Love Tanks With a Leak

I am again reading "When People Are Big and God Is Small" by Edward Welch. I am reading it for the third time. I knew I had read it once already, but when I looked back over my past blog posts, I was reminded that I had read it twice before loaning it to a friend (who also read it twice before returning it). I recommended this book to my Bible study group for our next read. So this will be the first time I will have the opportunity to read and discuss the book with others as opposed to reading through it on my own. I find myself really looking forward to hearing how this book speaks to my friends. Since I am the one who recommended it, I'm hoping they will get as much out of it as I have.

One of the reasons I got so much out of this book was that Welch, the author, did not write with the goal of enhancing the reader's self-esteem. His intention was to help the reader replace the fear of man (or people and people's opinions) with the fear of God. I love books that are God-centered instead of man-centered. I haven't always picked up on the difference in the past. But now that I have, I always find myself looking for books and authors that preach the gospel to me and focus me on how I can glorify God (focusing less on me).

I read the first two chapters again yesterday and plan to read them once more before our first session on September 29. As I read, I thought about how timely this book is for me right now (once again). I need these reminders about the pitfalls of fearing people and the opinions of others. I seem to get that condition under control for periods of time, but then I notice myself losing a little ground and falling back into old patterns of thinking all over again.

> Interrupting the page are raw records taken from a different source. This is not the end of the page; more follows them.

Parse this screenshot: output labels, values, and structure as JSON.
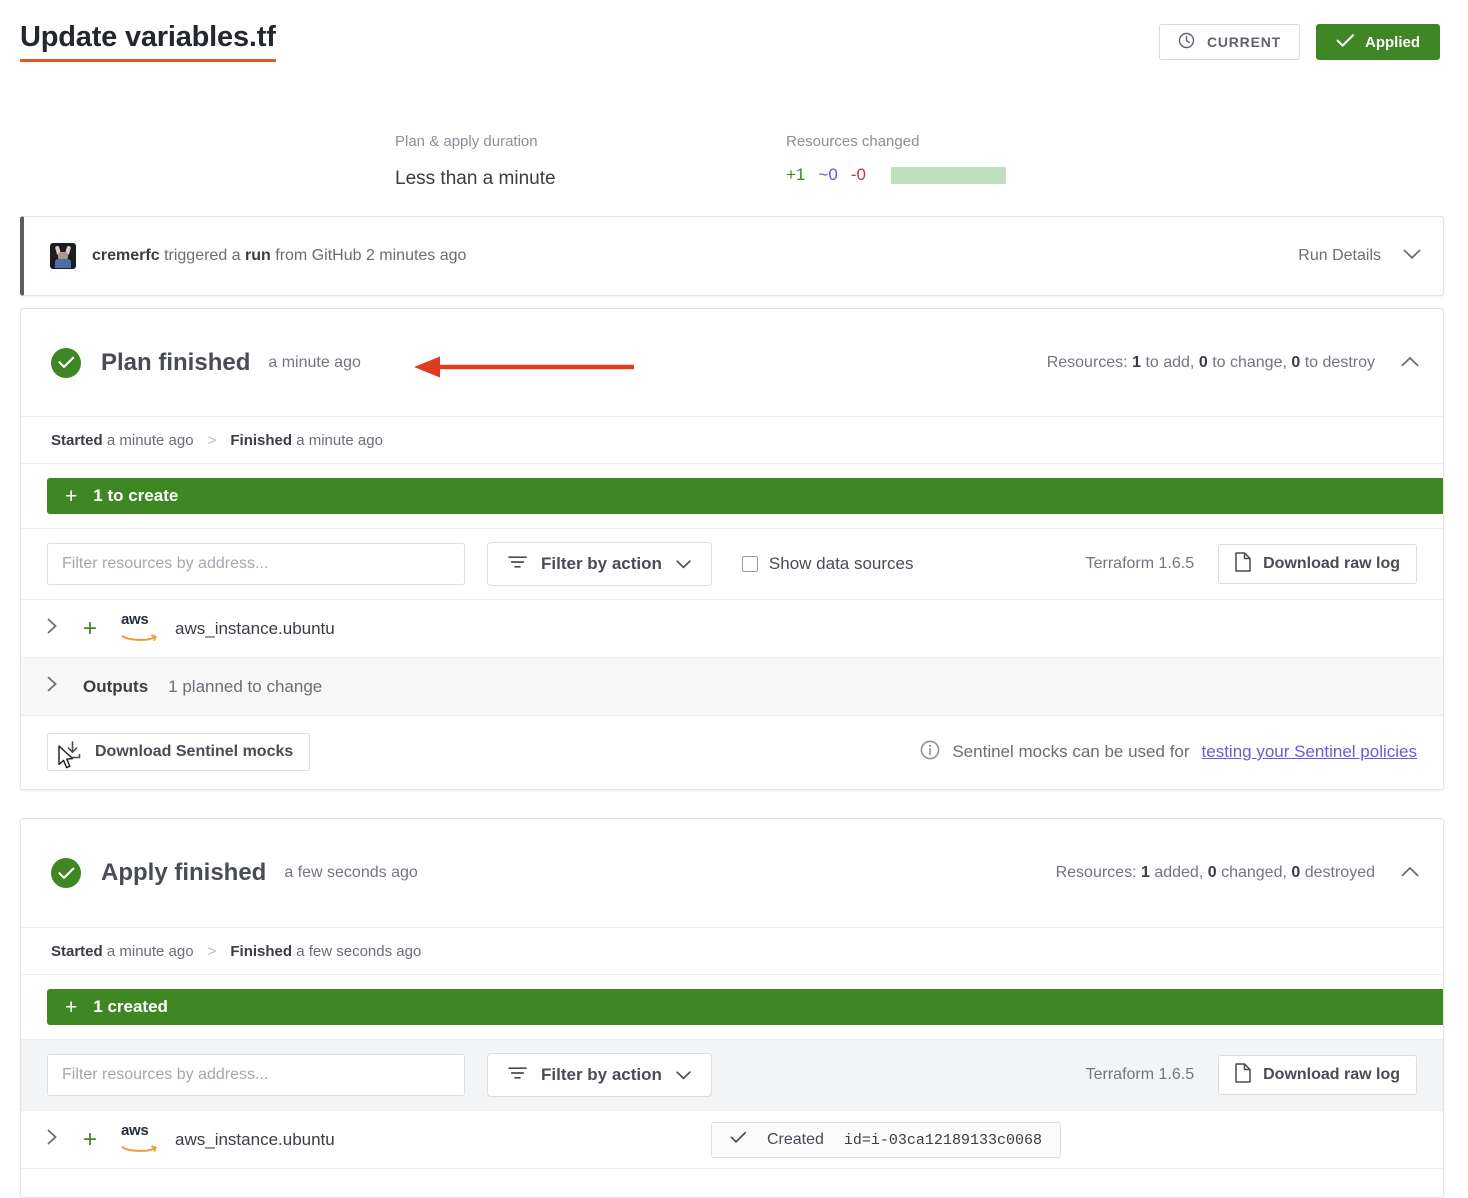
{
  "header": {
    "title": "Update variables.tf",
    "current_button": "CURRENT",
    "current_icon": "clock-icon",
    "applied_button": "Applied",
    "applied_icon": "check-icon",
    "title_underline_color": "#e8502a",
    "applied_color": "#3f8624"
  },
  "summary": {
    "duration_label": "Plan & apply duration",
    "duration_value": "Less than a minute",
    "resources_label": "Resources changed",
    "added": "+1",
    "changed": "~0",
    "destroyed": "-0",
    "added_color": "#3f8624",
    "changed_color": "#5b5bd6",
    "destroyed_color": "#c4344a",
    "bar_color": "#bfe0bd"
  },
  "trigger": {
    "avatar_name": "cremerfc-avatar",
    "user": "cremerfc",
    "text_1": "triggered a",
    "entity": "run",
    "text_2": "from GitHub 2 minutes ago",
    "run_details_label": "Run Details",
    "chevron_icon": "chevron-down-icon"
  },
  "plan": {
    "title": "Plan finished",
    "time": "a minute ago",
    "resources_prefix": "Resources:",
    "add_count": "1",
    "add_label": "to add,",
    "change_count": "0",
    "change_label": "to change,",
    "destroy_count": "0",
    "destroy_label": "to destroy",
    "collapse_icon": "chevron-up-icon",
    "started_label": "Started",
    "started_time": "a minute ago",
    "separator": ">",
    "finished_label": "Finished",
    "finished_time": "a minute ago",
    "create_bar": "1 to create",
    "filter_placeholder": "Filter resources by address...",
    "filter_action_label": "Filter by action",
    "show_data_sources_label": "Show data sources",
    "terraform_version": "Terraform 1.6.5",
    "download_log_label": "Download raw log",
    "resource_name": "aws_instance.ubuntu",
    "resource_provider": "aws",
    "outputs_label": "Outputs",
    "outputs_note": "1 planned to change",
    "sentinel_button": "Download Sentinel mocks",
    "sentinel_note": "Sentinel mocks can be used for",
    "sentinel_link": "testing your Sentinel policies",
    "annotation": "red-arrow-pointing-left"
  },
  "apply": {
    "title": "Apply finished",
    "time": "a few seconds ago",
    "resources_prefix": "Resources:",
    "added_count": "1",
    "added_label": "added,",
    "changed_count": "0",
    "changed_label": "changed,",
    "destroyed_count": "0",
    "destroyed_label": "destroyed",
    "collapse_icon": "chevron-up-icon",
    "started_label": "Started",
    "started_time": "a minute ago",
    "separator": ">",
    "finished_label": "Finished",
    "finished_time": "a few seconds ago",
    "created_bar": "1 created",
    "filter_placeholder": "Filter resources by address...",
    "filter_action_label": "Filter by action",
    "terraform_version": "Terraform 1.6.5",
    "download_log_label": "Download raw log",
    "resource_name": "aws_instance.ubuntu",
    "resource_provider": "aws",
    "created_status": "Created",
    "created_id": "id=i-03ca12189133c0068"
  }
}
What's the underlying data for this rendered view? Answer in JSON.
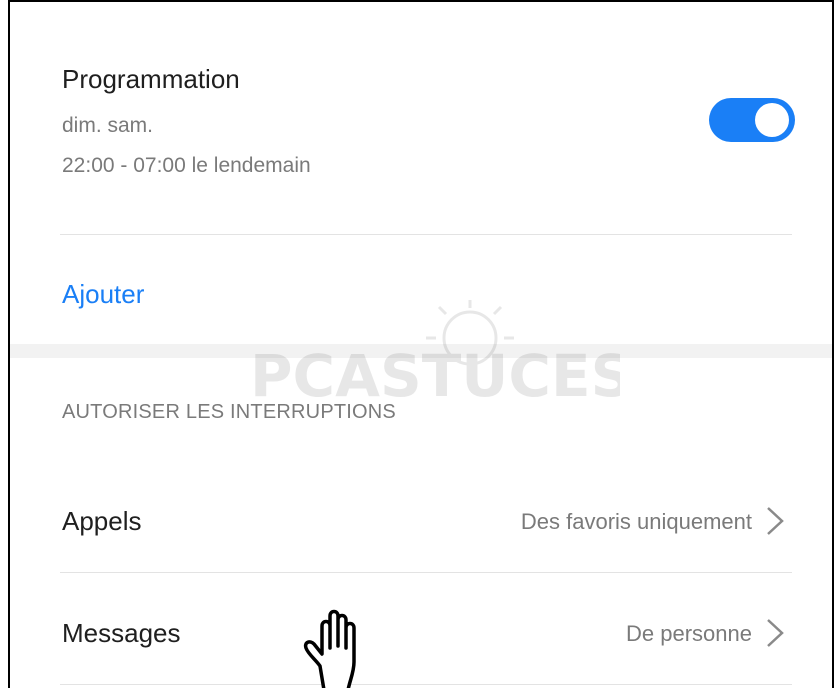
{
  "schedule": {
    "title": "Programmation",
    "days": "dim. sam.",
    "time_range": "22:00 - 07:00 le lendemain",
    "toggle_state": "on"
  },
  "add_label": "Ajouter",
  "watermark_text": "PCASTUCES",
  "interruptions": {
    "header": "AUTORISER LES INTERRUPTIONS",
    "rows": [
      {
        "label": "Appels",
        "value": "Des favoris uniquement"
      },
      {
        "label": "Messages",
        "value": "De personne"
      }
    ]
  },
  "icons": {
    "chevron": "chevron-right-icon",
    "hand": "hand-pointer-icon",
    "watermark": "pcastuces-logo"
  },
  "colors": {
    "accent": "#1a7ff6",
    "text_primary": "#1f1f1f",
    "text_secondary": "#7a7a7a",
    "divider": "#e3e3e3"
  }
}
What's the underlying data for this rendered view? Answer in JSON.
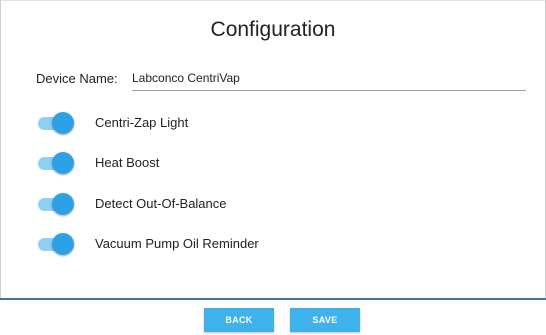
{
  "title": "Configuration",
  "device": {
    "label": "Device Name:",
    "value": "Labconco CentriVap"
  },
  "toggles": [
    {
      "label": "Centri-Zap Light",
      "on": true
    },
    {
      "label": "Heat Boost",
      "on": true
    },
    {
      "label": "Detect Out-Of-Balance",
      "on": true
    },
    {
      "label": "Vacuum Pump Oil Reminder",
      "on": true
    }
  ],
  "footer": {
    "back_label": "BACK",
    "save_label": "SAVE"
  },
  "colors": {
    "accent": "#2da1e6",
    "track": "#8ecff4",
    "button": "#3fb2ec",
    "footer_rule": "#4a6fa5"
  }
}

Chapter One is entitled: Love Tanks With a Leak. That's a pretty good description of me.

I fear not being loved. This is one of my "fear of man" issues. I want everyone to like me (to love me is even better) and think I'm a good person. Talk about an unattainable goal. Even Jesus, the only perfect person the world has ever known, did not accomplish this. Chapter One addresses the different ways we fear people and people's opinions. Chapter Two address how and why we fear people. According to Scripture:

1. We fear people because they can expose and humiliate us.
2. We fear people because they can reject, ridicule, or despise us.
3. We fear people because they can attack, oppress, or threaten us.

Number Two is my biggest motivator for fearing people.

In Chapter Two, Welch talks about how we enjoy certain television shows and magazines because ...
"They let us see the disgrace of others, and that normalizes our own."

When I read this I couldn't help but think about my love of biographies. Some people read for entertainment and escape. I read to learn and relate. Therefore, I do not have much interest in fiction. Instead, I love to read about the lives of real people. And I realize that one of the reasons I love reading biographies about all sorts of different people (from Benjamin Franklin to Eric Clapton) is that no matter what they have accomplished in life, there is one common thread in every human being's story. We all have relationship problems.

Nobody is loved, valued, or respected by everyone. Not Benjamin Franklin. Not Abraham Lincoln.
Not even Jesus!

I have had a couple of opportunities recently to gain insight into past interactions with others. And this insight has come through more than one source. I have felt myself at times sinking back into the quicksand of needing someone's love and approval. And I don't want to let myself go there. I want to go the last mile in righting any wrongs. But I don't want to be motivated by the fear of rejection, the fear of not being loved.

Yes, it's definitely a good time for me to read this book again. I need to be reminded not to look for my acceptance and affirmation in other people. I am loved and accepted by Jesus Christ. There is nothing to fear.